A Harris County grand jury has declined to indict Family Court Judge Denise Pratt, the subject of a records-tampering probe, according to her attorney.
Lawyer Terry W. Yates stated in a press release, "We are pleased that the grand jury agrees with us that there's absolutely no evidence that Judge Pratt tampered with court documents or did anything illegal."
The Harris County District Attorney Office's probe of Pratt was triggered by Webster attorney Greg Enos's October complaint accusing her of creating and backdating rulings on custody cases she had let languish for months.
We Believe Local Journalism is Critical to the Life of a City
Engaging with our readers is essential to the mission of the Houston Press. Make a financial contribution or sign up for a newsletter, and help us keep telling Houston’s stories with no paywalls.
Support Our Journalism

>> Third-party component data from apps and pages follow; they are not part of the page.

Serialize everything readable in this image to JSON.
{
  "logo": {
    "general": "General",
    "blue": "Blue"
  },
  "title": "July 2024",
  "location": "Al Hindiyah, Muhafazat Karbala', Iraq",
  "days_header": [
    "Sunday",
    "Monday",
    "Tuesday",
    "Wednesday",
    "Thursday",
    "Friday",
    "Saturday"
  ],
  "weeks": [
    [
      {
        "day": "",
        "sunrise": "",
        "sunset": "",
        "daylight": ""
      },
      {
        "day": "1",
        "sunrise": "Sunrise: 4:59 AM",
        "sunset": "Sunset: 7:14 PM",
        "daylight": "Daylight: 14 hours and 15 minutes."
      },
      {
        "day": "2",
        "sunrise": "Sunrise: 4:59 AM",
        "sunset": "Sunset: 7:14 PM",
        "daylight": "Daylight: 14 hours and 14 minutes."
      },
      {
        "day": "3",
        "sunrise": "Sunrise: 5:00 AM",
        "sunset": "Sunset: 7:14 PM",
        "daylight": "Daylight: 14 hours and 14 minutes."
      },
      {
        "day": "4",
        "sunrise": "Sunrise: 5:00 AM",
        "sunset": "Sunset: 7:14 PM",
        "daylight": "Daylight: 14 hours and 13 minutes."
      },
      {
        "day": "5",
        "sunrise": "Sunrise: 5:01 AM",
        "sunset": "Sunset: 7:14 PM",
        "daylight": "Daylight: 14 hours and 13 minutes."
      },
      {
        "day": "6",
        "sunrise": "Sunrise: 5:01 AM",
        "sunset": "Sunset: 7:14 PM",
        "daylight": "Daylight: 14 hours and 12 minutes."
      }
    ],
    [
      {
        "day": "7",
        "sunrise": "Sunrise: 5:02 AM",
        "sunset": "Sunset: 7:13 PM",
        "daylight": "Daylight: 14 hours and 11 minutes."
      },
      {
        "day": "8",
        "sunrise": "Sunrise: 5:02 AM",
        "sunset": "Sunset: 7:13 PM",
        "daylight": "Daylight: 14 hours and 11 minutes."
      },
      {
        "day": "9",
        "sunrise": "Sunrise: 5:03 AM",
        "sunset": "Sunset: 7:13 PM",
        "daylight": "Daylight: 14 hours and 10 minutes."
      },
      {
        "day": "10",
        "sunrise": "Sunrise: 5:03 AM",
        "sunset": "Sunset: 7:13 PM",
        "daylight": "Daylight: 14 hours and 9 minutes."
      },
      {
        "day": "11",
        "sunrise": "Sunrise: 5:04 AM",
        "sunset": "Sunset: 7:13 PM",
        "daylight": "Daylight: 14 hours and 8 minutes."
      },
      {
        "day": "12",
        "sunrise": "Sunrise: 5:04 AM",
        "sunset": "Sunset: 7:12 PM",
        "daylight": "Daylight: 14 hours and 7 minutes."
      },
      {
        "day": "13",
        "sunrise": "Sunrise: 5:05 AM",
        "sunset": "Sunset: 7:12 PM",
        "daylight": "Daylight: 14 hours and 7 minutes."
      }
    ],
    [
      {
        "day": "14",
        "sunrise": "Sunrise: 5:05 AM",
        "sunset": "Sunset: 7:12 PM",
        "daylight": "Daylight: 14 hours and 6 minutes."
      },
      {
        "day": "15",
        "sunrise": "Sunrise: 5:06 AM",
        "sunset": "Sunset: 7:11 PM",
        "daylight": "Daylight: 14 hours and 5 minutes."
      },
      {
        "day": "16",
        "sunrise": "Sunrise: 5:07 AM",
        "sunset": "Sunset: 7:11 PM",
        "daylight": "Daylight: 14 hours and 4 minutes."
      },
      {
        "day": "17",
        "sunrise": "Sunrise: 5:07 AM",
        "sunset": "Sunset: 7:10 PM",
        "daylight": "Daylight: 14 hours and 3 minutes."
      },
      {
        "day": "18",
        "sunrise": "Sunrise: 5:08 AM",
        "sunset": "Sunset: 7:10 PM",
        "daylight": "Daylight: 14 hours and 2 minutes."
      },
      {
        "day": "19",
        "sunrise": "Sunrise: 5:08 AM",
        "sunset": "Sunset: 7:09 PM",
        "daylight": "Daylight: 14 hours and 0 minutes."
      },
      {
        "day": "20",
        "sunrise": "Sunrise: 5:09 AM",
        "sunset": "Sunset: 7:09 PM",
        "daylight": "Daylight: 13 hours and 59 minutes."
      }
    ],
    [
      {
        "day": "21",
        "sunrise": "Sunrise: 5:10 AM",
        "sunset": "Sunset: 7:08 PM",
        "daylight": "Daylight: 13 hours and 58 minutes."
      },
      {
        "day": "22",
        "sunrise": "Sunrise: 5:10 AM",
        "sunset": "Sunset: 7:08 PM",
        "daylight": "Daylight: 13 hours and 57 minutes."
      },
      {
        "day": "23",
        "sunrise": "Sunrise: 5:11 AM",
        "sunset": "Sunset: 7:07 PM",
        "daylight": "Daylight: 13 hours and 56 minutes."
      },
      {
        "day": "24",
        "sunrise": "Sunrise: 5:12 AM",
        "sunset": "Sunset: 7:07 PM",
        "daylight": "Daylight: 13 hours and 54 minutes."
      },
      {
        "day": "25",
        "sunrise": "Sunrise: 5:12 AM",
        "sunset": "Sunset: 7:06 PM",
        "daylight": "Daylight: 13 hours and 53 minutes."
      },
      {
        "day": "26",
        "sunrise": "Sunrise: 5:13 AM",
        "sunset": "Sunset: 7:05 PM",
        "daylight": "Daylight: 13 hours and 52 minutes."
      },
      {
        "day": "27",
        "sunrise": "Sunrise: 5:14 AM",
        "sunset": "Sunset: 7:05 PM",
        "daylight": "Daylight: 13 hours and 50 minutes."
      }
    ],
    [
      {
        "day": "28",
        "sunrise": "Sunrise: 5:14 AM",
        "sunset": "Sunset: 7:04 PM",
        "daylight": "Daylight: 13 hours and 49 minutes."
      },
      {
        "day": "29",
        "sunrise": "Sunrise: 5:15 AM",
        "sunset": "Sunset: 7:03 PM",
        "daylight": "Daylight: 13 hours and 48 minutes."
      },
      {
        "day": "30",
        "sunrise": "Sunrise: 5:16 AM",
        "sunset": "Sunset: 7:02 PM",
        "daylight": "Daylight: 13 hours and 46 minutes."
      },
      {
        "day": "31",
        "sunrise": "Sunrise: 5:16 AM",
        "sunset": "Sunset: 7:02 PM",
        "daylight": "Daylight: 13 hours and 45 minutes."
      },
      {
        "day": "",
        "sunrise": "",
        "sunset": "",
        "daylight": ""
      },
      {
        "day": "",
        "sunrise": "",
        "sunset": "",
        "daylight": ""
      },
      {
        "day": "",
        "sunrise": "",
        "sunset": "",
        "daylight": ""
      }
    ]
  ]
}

Enos said Pratt rushed the backdated rulings after a three-judge panel of the 14th Court of Appeals chided Pratt for not deciding on a visitation issue after ten months, stating in an opinion that "a parent's right to access to his child is a fundamental liberty interest more precious than property rights."
Thirty-two family law attorneys in Houston signed a letter calling for Pratt's resignation in November. The Harris County District Clerk's Office had also conducted its own investigation, resulting in the resignation of Pratt's lead clerk, a 25-year-veteran.
Yates stated in Friday's press release, "The problems with the court documents emanated from the number of deputy clerks that were assigned to this court; more than 20 in the last three years. Some of these clerks were not properly trained and were otherwise unqualified for the position of deputy clerk. Judge Pratt is very relieved that this matter is behind her, and she is working hard to serve the citizens of Harris County."